Instructions for the task:
Identify the line in which "What data populates" appears, then reproduce that line and all remaining lines of the records word for word.

Dataset rows describing interfaces
________________________

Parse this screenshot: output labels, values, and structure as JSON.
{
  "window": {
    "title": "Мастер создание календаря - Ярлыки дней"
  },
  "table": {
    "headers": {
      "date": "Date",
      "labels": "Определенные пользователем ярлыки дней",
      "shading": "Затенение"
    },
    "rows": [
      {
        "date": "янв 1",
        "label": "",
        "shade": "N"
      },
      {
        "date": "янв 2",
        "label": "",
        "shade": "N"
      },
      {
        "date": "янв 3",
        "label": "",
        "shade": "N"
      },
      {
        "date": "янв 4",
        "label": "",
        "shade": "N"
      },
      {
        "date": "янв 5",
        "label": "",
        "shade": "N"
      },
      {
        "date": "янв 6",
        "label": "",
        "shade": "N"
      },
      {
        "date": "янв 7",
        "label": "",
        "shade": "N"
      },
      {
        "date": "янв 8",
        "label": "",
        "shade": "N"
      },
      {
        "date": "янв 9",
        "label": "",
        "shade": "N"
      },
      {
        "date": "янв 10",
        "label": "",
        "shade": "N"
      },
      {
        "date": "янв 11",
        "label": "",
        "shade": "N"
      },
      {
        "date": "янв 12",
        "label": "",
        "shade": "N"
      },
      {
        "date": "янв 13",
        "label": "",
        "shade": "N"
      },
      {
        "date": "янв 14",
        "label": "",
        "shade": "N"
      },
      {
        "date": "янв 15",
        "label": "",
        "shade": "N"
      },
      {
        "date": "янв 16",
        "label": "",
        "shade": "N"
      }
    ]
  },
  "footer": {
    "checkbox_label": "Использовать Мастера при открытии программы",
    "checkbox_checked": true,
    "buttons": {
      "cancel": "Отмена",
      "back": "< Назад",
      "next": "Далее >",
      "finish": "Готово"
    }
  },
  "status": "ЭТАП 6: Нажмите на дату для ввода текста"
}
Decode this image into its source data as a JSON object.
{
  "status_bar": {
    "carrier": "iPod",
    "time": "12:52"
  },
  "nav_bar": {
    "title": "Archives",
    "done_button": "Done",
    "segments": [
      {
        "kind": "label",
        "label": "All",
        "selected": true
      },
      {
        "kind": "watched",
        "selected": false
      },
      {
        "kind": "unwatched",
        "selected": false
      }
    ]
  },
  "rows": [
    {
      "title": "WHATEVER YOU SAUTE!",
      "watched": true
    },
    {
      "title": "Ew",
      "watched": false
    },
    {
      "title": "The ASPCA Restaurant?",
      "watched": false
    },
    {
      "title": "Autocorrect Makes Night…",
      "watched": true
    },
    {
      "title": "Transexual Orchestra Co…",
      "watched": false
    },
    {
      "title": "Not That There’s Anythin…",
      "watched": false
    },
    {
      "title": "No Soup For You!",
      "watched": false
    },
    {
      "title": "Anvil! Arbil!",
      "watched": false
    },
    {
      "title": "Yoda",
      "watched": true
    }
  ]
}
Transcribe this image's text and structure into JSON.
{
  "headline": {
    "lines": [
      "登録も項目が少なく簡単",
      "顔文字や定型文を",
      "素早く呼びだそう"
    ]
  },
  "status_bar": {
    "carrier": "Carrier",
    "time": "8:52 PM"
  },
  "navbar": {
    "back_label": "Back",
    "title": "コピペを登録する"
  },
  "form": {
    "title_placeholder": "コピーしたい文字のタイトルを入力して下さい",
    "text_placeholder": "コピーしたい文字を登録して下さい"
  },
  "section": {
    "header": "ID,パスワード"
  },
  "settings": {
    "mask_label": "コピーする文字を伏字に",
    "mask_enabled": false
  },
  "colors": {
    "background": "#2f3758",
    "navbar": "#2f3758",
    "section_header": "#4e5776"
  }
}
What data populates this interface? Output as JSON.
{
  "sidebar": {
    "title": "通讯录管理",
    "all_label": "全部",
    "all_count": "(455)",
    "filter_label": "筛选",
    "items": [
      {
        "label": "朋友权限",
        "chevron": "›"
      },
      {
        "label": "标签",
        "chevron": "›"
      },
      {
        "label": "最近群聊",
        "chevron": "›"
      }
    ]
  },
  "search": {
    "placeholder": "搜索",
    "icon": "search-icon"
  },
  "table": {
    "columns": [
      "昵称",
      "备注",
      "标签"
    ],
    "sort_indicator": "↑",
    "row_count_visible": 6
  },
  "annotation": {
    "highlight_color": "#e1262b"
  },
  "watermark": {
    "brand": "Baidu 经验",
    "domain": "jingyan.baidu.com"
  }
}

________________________

Response:
What data populates this interface? Output as JSON.
{
  "sidebar": {
    "title": "通讯录管理",
    "all_label": "全部",
    "all_count": "(455)",
    "filter_label": "筛选",
    "items": [
      {
        "label": "朋友权限",
        "chevron": "›"
      },
      {
        "label": "标签",
        "chevron": "›"
      },
      {
        "label": "最近群聊",
        "chevron": "›"
      }
    ]
  },
  "search": {
    "placeholder": "搜索",
    "icon": "search-icon"
  },
  "table": {
    "columns": [
      "昵称",
      "备注",
      "标签"
    ],
    "sort_indicator": "↑",
    "row_count_visible": 6
  },
  "annotation": {
    "highlight_color": "#e1262b"
  },
  "watermark": {
    "brand": "Baidu 经验",
    "domain": "jingyan.baidu.com"
  }
}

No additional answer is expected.